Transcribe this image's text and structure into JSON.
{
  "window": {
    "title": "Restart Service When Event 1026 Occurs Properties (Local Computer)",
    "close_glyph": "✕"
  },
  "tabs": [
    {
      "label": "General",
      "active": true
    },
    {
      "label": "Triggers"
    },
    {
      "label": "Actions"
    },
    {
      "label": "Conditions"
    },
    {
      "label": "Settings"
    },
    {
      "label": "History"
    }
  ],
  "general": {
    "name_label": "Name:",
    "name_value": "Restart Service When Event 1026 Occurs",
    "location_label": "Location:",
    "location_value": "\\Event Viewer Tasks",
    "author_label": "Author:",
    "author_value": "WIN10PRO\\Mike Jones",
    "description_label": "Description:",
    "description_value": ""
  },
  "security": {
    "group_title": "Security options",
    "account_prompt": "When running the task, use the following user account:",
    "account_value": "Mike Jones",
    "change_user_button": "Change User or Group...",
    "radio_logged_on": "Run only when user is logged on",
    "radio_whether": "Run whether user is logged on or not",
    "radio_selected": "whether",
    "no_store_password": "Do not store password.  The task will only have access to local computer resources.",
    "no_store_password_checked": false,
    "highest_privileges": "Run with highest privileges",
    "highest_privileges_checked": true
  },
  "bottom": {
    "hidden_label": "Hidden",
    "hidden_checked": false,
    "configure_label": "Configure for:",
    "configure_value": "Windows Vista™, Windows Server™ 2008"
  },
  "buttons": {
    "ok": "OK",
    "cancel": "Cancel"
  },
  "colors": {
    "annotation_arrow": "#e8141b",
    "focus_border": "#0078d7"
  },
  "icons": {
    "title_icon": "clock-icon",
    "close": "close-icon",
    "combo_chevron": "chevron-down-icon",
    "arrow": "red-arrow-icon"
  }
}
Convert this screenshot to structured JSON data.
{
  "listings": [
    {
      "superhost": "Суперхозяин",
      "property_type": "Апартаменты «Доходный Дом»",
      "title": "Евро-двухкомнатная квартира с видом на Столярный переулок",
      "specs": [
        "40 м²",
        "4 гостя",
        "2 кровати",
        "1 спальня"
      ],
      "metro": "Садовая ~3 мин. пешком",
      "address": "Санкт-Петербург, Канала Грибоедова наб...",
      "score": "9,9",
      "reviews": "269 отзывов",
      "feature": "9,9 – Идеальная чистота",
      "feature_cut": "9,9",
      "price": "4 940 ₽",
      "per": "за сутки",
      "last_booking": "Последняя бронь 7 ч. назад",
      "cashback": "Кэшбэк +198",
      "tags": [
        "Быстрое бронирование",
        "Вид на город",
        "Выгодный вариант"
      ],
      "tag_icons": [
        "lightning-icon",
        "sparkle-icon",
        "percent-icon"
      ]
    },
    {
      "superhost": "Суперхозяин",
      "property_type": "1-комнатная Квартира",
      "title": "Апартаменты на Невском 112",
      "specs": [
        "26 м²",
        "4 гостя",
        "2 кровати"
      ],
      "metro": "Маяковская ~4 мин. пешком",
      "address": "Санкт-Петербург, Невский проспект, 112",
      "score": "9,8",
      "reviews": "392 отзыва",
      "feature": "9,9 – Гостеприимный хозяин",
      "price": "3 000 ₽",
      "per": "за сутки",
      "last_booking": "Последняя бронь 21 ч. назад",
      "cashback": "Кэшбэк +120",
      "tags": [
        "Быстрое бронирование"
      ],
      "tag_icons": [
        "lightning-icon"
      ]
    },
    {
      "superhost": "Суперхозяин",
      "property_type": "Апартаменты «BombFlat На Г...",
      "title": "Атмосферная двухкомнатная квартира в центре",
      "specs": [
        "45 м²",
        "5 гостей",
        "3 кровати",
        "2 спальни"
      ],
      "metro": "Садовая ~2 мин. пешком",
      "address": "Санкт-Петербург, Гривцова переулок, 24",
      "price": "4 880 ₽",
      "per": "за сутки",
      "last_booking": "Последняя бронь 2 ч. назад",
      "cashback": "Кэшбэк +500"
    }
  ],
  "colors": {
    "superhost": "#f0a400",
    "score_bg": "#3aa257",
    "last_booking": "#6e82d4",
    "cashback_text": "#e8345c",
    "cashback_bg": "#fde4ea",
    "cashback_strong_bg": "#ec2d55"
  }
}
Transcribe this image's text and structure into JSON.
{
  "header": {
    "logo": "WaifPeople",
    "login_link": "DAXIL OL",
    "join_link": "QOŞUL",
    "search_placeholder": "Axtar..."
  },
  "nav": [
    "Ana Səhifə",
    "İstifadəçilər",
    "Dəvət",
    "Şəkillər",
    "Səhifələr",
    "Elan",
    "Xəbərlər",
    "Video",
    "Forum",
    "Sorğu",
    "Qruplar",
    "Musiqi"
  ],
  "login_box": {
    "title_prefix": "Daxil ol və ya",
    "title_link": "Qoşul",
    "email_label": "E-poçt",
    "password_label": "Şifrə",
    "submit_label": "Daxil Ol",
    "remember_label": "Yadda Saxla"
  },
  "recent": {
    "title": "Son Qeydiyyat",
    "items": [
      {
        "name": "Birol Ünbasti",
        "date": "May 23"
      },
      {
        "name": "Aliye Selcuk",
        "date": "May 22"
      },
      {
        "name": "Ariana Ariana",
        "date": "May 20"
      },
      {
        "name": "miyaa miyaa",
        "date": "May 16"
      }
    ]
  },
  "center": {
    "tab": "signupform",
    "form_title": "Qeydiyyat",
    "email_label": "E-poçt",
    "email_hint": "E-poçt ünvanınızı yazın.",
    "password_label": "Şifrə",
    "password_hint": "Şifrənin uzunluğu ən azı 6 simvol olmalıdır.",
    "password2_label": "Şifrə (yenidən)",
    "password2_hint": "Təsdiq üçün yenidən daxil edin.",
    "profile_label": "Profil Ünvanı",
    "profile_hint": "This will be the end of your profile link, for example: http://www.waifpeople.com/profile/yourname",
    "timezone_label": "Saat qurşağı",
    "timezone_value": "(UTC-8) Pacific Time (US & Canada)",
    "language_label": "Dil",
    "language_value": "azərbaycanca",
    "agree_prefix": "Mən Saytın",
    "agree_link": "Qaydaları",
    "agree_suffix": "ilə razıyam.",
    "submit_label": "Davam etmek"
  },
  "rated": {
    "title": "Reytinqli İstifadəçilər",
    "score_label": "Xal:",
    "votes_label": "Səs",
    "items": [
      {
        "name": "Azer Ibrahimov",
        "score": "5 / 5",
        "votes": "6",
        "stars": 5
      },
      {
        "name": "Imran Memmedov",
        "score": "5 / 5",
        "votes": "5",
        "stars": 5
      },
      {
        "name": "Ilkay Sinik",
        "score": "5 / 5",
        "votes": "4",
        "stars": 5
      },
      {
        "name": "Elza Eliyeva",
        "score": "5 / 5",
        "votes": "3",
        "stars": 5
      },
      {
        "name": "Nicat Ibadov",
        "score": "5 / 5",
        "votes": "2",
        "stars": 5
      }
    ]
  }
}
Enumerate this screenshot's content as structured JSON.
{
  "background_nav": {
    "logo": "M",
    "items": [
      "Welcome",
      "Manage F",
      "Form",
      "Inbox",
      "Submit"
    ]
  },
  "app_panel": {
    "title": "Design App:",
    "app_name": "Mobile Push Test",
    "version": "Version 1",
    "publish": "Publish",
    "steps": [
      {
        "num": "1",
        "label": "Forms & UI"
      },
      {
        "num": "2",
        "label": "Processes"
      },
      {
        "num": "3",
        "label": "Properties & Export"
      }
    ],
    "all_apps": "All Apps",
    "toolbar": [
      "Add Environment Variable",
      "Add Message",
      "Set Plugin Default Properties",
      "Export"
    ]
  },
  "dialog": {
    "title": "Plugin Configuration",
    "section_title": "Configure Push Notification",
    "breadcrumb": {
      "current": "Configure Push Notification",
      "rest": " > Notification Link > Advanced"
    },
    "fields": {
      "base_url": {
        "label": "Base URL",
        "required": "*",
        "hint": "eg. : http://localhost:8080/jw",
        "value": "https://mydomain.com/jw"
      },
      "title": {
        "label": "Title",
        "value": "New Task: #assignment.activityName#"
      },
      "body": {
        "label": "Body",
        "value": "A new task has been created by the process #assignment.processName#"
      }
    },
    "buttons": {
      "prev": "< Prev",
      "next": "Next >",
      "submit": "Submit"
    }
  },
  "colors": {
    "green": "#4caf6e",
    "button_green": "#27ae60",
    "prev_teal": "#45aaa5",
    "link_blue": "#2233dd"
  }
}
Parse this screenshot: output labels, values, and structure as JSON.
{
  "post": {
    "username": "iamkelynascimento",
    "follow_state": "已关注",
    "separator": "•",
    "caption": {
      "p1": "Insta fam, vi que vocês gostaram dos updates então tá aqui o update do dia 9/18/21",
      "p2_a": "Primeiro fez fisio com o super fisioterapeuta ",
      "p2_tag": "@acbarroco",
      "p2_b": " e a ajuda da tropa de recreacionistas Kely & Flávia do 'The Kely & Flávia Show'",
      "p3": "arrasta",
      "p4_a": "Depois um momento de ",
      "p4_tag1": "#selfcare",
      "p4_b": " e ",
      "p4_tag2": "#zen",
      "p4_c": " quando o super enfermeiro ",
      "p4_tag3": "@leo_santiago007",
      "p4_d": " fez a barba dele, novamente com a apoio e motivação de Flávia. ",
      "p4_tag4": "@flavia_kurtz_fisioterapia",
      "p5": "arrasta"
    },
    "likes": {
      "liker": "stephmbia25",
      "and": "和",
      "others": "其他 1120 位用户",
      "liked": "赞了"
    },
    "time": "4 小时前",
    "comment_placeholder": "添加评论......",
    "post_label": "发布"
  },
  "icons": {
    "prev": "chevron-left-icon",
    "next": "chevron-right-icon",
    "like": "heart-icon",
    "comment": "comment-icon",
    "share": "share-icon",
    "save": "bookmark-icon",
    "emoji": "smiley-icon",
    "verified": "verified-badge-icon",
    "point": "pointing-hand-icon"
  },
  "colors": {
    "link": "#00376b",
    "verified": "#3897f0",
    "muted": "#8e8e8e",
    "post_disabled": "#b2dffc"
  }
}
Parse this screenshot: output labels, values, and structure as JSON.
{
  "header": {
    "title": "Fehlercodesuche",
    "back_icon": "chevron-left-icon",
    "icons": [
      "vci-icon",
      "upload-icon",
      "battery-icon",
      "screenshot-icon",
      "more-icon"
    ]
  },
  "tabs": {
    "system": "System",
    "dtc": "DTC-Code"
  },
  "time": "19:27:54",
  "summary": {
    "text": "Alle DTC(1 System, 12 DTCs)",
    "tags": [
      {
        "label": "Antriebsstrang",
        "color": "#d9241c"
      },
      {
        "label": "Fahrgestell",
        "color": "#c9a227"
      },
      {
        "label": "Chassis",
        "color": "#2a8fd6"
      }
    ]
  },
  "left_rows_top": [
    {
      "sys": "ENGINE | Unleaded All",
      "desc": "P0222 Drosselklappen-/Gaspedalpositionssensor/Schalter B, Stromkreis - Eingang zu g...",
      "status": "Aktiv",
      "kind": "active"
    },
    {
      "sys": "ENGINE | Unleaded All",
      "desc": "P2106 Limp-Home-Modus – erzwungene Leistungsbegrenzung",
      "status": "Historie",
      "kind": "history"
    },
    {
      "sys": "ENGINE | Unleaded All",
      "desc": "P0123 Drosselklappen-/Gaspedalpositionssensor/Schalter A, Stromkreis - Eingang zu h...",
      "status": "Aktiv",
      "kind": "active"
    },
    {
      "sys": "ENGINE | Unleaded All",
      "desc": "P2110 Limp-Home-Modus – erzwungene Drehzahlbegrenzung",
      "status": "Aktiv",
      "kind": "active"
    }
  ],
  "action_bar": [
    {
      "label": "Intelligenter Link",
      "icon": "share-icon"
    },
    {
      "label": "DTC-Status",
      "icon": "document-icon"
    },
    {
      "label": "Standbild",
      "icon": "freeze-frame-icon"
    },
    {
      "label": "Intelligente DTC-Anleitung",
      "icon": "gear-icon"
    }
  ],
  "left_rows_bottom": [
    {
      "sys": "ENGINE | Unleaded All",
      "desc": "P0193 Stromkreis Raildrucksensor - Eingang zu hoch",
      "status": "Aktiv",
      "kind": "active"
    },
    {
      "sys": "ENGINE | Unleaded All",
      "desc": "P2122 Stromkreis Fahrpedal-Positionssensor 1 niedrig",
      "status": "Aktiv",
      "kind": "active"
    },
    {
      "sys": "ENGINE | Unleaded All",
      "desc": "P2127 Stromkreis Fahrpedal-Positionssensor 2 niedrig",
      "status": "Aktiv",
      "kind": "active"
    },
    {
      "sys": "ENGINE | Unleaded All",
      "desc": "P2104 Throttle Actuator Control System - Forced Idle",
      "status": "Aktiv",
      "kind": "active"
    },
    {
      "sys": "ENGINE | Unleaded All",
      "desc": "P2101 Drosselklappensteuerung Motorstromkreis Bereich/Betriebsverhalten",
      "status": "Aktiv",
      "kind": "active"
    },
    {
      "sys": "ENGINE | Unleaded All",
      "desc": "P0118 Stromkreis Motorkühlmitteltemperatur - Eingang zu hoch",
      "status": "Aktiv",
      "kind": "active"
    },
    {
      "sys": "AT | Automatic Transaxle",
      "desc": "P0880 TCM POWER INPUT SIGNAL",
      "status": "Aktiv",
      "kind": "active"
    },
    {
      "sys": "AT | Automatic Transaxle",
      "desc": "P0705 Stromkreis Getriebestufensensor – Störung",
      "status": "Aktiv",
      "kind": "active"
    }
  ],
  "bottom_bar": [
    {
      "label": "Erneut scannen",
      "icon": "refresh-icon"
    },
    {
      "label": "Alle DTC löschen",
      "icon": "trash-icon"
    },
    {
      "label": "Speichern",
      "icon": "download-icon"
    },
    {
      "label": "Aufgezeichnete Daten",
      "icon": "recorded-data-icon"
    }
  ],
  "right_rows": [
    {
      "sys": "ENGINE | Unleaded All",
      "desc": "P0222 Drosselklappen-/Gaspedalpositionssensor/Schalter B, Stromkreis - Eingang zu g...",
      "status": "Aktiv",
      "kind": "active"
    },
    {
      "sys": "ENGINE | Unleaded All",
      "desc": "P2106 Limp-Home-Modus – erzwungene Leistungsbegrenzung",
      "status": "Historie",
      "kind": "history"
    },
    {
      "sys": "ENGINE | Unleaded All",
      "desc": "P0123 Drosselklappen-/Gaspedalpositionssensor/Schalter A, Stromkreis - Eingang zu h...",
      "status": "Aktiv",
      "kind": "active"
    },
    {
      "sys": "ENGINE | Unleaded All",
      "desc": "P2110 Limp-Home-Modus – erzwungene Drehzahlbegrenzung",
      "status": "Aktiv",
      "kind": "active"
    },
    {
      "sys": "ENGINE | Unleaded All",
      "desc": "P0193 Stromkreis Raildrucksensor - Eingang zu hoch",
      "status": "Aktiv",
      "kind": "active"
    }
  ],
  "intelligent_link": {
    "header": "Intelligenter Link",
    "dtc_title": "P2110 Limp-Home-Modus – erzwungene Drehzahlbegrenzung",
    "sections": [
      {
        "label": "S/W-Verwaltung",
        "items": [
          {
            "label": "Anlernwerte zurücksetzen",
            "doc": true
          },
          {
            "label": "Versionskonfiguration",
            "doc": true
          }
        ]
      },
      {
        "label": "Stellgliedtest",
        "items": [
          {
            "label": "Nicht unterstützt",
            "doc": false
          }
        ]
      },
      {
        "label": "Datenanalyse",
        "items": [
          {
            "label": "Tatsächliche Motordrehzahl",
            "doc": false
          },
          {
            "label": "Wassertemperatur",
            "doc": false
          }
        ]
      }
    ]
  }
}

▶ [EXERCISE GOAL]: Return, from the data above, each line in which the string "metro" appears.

▶ [ANSWER BOX]:
      "metro": "Садовая ~3 мин. пешком",
      "metro": "Маяковская ~4 мин. пешком",
      "metro": "Садовая ~2 мин. пешком",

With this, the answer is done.